Please find below AVM’s letter in response to the Third Sector article on Francis Maude’s speech last week.
The Association of Volunteer Managers notes that Francis Maude MP has some perception of the issues facing managers of volunteers and volunteers, and welcomes any ideas he might have for enhancing and facilitating the involvement of volunteers through volunteer management. However, from the context in which his speech was reported in Third Sector (30 June 11), it appears that he believes increasing the number of managers of volunteers would mean that more volunteers are able to be involved. This seems similar to the previous Government’s belief that more volunteers equals better and more effective services provided by volunteer involving organisations. Involving volunteers effectively is however far more complex than simply a numbers game.
Mr Maude identified the need for training as key for any public sector workers wishing to become managers of volunteers. As with any profession, training is key to learning the necessary skills to be able to work in that profession, however it seems that Mr Maude fails to take into account that the need for practical experience is as much, if not more, needed in mastering a profession.

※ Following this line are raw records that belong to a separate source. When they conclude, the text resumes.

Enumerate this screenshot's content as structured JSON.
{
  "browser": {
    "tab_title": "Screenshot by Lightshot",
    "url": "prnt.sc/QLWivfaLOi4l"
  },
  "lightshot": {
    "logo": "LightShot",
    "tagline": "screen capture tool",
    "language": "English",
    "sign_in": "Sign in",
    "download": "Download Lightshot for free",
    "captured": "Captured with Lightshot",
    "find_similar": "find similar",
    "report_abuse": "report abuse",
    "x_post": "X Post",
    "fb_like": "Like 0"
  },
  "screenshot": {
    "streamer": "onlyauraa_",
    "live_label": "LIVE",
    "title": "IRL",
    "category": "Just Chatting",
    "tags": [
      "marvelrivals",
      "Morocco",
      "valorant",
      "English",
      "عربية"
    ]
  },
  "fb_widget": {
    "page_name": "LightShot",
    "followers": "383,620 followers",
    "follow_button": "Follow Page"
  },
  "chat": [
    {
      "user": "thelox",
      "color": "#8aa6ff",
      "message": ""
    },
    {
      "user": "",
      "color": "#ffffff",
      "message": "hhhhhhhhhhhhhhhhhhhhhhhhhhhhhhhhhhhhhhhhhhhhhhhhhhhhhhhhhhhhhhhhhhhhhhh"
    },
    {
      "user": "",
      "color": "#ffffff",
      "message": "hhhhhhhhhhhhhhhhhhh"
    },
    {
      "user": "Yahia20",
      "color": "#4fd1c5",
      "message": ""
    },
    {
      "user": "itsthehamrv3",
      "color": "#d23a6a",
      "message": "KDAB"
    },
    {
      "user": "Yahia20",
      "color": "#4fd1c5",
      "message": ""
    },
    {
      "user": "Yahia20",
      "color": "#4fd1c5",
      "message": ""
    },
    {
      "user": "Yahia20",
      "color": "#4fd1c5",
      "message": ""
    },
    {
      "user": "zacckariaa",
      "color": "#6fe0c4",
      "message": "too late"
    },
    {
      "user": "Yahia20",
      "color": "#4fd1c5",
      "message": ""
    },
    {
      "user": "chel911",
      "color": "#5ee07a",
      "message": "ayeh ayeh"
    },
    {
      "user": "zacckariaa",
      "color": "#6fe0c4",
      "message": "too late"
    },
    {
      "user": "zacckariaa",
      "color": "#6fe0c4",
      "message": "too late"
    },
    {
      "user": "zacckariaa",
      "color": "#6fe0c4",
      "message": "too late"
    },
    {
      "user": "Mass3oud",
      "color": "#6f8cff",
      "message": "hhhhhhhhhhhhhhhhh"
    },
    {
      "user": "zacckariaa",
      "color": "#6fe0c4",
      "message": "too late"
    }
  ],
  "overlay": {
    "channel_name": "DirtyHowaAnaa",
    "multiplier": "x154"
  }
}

There seems to be a perception that managing volunteers is easy and that anyone with even the smallest amount of management experience can do it. If Mr Maude’s remarks as reported are indeed accurate and represent the views of the Coalition Government it would seem that (as with the previous Government) they still have much to learn about both volunteering and volunteer management.
While up-skilling potential and existing managers of volunteers is vital in developing the effectiveness of volunteer involvement it can only be realised through good governance and proper resourcing. If Mr Maude and the Coalition Government are serious about supporting volunteering and realising the Big Society, their focus should be in encouraging the senior management teams and trustee boards of volunteer involving organisations to invest accordingly and in proportion to the vital nature of volunteer support and involvement..
Chair, Association of Volunteer Managers